June 12, 2007
Aiding and encouraging young careers is the noble cause behind the Irving M. Klein International String Competition, which held the finals of its 22nd competition Sunday afternoon at San Francisco State University. Three talented musicians each played a full virtuoso concerto, supported by the Marin Symphony under conductor Alasdair Neale. Considering the amount of sheer hard work that goes into building such musicianship, it amounted to a serious retort to the naysayers who claim that classical music is dead. As long as young musicians like violinists David McCarroll and Jing Wang or cellist Madeleine Kabat keep turning up, music's moving along, better than ever.
McCarroll opened with Brahms' Violin Concerto in D Major, Op. 77, followed by Kabat playing the Shostakovich Cello Concerto No. 1 in E-flat Major, Op. 107. After an intermission, Wang closed the concert with another performance of the Brahms Concerto. Wang played the Fritz Kreisler cadenza, as opposed to the traditional Joseph Joachim cadenza used in McCarroll's performance.
Once the smoke of battle had cleared, the judges held their powwow, which took a bit of time. Deciding was clearly not an easy task. It had been evident that the first place ($11,000, plus additional professional engagements) would go to violinist Wang. Picking the second- and third-place winners must have been a bear, as the playing of McCarroll and Kabat could be separated in quality by only the width of a frog’s hair. Ultimately, McCarroll was awarded second place ($5,000), and Kabat the third ($2,500).
Around the World
Wang, now 22 years old, was born in China, but made his first public appearance at age 6. That took place halfway around the world, in France. When his family moved to Canada, Wang enrolled at the Québec Conservatory, later moving on to New York's Juilliard School. He has remained there doing his advanced studies, but considering Sunday's performance, I'm not convinced that he needs any more polish.
All three competitors possess solid technique and a full command of their instruments. But Wang's performance displayed a bit more mastery of the intangibles. Those things cannot be taught; you either have it or you don't. Finesse of phrasing, for instance, in which a given few notes can be momentarily searched or compressed, backed down in intensity or accented, is vital to a great performance. In the case of string players, it means subtle adjustment to bow strength and length, plus believe it or not, good breath control. Musicians don't just play an instrument with their fingers and hands. The entire body goes into the production of tone, although that can easily get out of control if the musician wiggles and shakes to the point of distraction.
Wang's sensibility to subtle subaccents, when added to his pinpoint intonation and general beauty of phrasing, resulted in as fine a performance of the horrifyingly difficult Brahms Concerto as I've ever encountered. All this bespeaks the potential for a long and probably major career.

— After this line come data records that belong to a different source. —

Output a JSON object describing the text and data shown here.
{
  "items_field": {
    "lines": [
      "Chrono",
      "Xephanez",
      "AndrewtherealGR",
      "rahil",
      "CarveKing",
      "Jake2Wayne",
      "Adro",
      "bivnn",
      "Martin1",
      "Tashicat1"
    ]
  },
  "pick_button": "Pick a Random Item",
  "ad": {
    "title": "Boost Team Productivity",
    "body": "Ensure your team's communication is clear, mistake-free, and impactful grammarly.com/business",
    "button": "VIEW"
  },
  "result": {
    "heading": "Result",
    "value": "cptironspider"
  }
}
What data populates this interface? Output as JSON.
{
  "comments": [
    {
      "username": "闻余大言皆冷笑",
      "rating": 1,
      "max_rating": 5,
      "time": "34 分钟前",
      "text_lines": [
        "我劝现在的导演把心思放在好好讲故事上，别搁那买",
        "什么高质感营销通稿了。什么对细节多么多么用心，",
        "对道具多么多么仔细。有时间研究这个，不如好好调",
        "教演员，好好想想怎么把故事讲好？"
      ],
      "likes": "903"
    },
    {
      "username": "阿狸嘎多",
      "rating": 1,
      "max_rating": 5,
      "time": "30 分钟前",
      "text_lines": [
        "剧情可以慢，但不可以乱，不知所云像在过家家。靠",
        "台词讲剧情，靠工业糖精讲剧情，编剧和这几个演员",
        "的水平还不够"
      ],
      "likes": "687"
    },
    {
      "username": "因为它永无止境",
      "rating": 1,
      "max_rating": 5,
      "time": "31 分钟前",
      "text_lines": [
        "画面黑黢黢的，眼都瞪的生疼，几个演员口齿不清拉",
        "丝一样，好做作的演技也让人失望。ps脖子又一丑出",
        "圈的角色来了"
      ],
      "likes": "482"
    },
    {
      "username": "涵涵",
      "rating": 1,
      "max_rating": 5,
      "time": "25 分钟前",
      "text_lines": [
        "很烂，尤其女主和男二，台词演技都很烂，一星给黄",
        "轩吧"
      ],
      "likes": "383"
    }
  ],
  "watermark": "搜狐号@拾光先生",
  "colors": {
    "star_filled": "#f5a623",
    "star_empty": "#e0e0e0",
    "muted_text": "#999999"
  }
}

Born in Santa Rosa, McCarroll studied privately in Sonoma before transferring to Berkeley's Crowden School at age eight. By age 13 he had been invited to the famous Yehudi Menuhin School near London. Once he thought he'd mined that institution, it was on to Boston's New England Conservatory. With such a background, his overall performance of the Brahms was quite fine.
What held him back a little was a nervous first half of the first movement, not helped by some surprisingly cavalier playing from the orchestra. That straightened itself out along the way, and by the time the cadenza and final coda area appeared, all was well. McCarroll's slow movement was probing in its depth of expression yet elegantly sung out with a touch of classicism that I found heartening. So the flaws were minor, but enough to drop Carroll into second place.
Twenty-year-old Kabat made her debut at age 18 with no less than the Cleveland Orchestra. She studied at the Cleveland Institute of Music before moving into advanced studies with Norman Fisher, of the late Concord Quartet at Rice University. Her virtuosity was breathtaking, brimming with fire and secure pyrotechnics. But while technically impressive, her dynamics ranged between loud and louder. That and her tendency toward literal metronomic consistency, produced a hard-sell aspect that offered more flash than musical communication.
A friend and onetime teacher tells the story of a jury he sat on with cellist Gregor Piatigorsky. When a young cello contestant finished playing, Piatigorsky turned and said, "Now she needs to survive a desperate love affair." I fear that kind of attitude is all too true. It is yet another aspect of performance that cannot be taught.
The one serious flaw of the afternoon was its length, gravely aided by too many speeches, remembrances, and thankings of this and that person. That's for program books, not to brandish before a captive audience. It's becoming epidemic at Bay Area concerts — a severe outbreak of yackety-yak disease.